Asian longhorned tick, (AKA, East Asian, Scrub or Bush Tick)

Newly Discovered Invasive Tick in the United States

Haemaphysalis longicornis

Asian Longhorn Tick
Comparative size of nymph (left) and adult female (right) on a dime. Photo courtesy of the Centers for Disease Control and Prevention (CDC).

Asian Longhorn Tick
Bottom side of adult female longhorn tick, H. longicornis. Photo courtesy of the Centers for Disease Control and Prevention (CDC).

Adult ticks in this Genus are relatively small (easily overlooked), inornate ticks with overall light-to-dark brown coloration.  Shape of the female scutum is rounded.  They are without eyes.  The basis capituli is rectangular, and the head region is “bell shaped” due to the wide expansion of the palps, especially palp article 2.  The anal groove is behind the anus.  At the species level, H. longicornus has a 5:5 apical hypostomal dentition, and with palp article 3 each possessing an elevated dorso-median spur (suggesting the appearance of a pair of  “horns”) and a ventral spur that is broadly triangular in the male, and more acutely pointed in the female.  Also see

LST DistributionDistribution:
This tick is known from Asia, Japan, Australia, New Zealand and other locations in Pacific.  As of June 6th 2018 this tick has been found in New Jersey (Hunterdon, Mercer, Middlesex and Union counties), Virginia (Albemarle and Warren counties), West Virginia  (Hardy Co.), Maryland (Washington Co.), North Carolina (Polk Co.), New York (Westchester Co.), Pennsylvania (Centre Co.), and Arkansas (Benton Co.).  It may have entered the U.S. as early as 2013. 
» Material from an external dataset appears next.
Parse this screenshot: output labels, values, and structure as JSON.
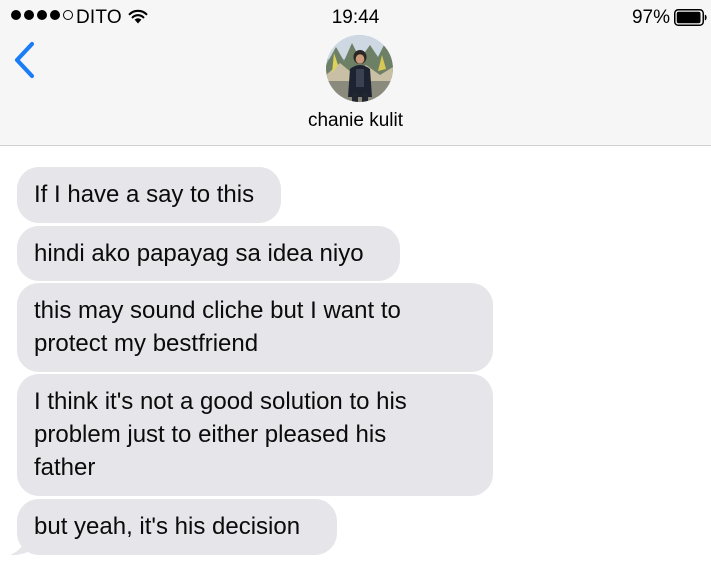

Hosts: Literature includes cattle, sheep, goats, horses, pigs, deer, rabbits, opossums, rodents, kiwi, wallabies, dogs, cats, humans, and a variety of birds.  To-date in the U.S. known hosts include cattle, horse, sheep, goat, white-tailed deer, opossum, raccoon and dog.

Biology: Haemaphysalis longicornis is a 3-host tick found in wide-ranging climates from tropical to semi-arid.  It is capable of behavioral diapause through the life stages enabling it to occupy and survive in a wide range of climatic zones.  It also has the capacity to reproduce without male ticks, a process called parthenogenesis.  Though this tick has not been studied in the Western Hemisphere, ecological studies of tick activity in New Zealand indicate seasonal peaks occur for each of the developmental stages and there is evidence that in some locales it may produce more than one generation per year.

Primary Associated Disease Pathogens in the Eastern Hemisphere (US associations not established):

Similar Species: In the U.S., Haemaphysalis leporispalustris is associated with rabbits and H. cordeillis with birds.  These ticks can be separated from H. longicornis by differences in hypostomal dentition, structures on palp article 3, basis capituli and coxal spurs.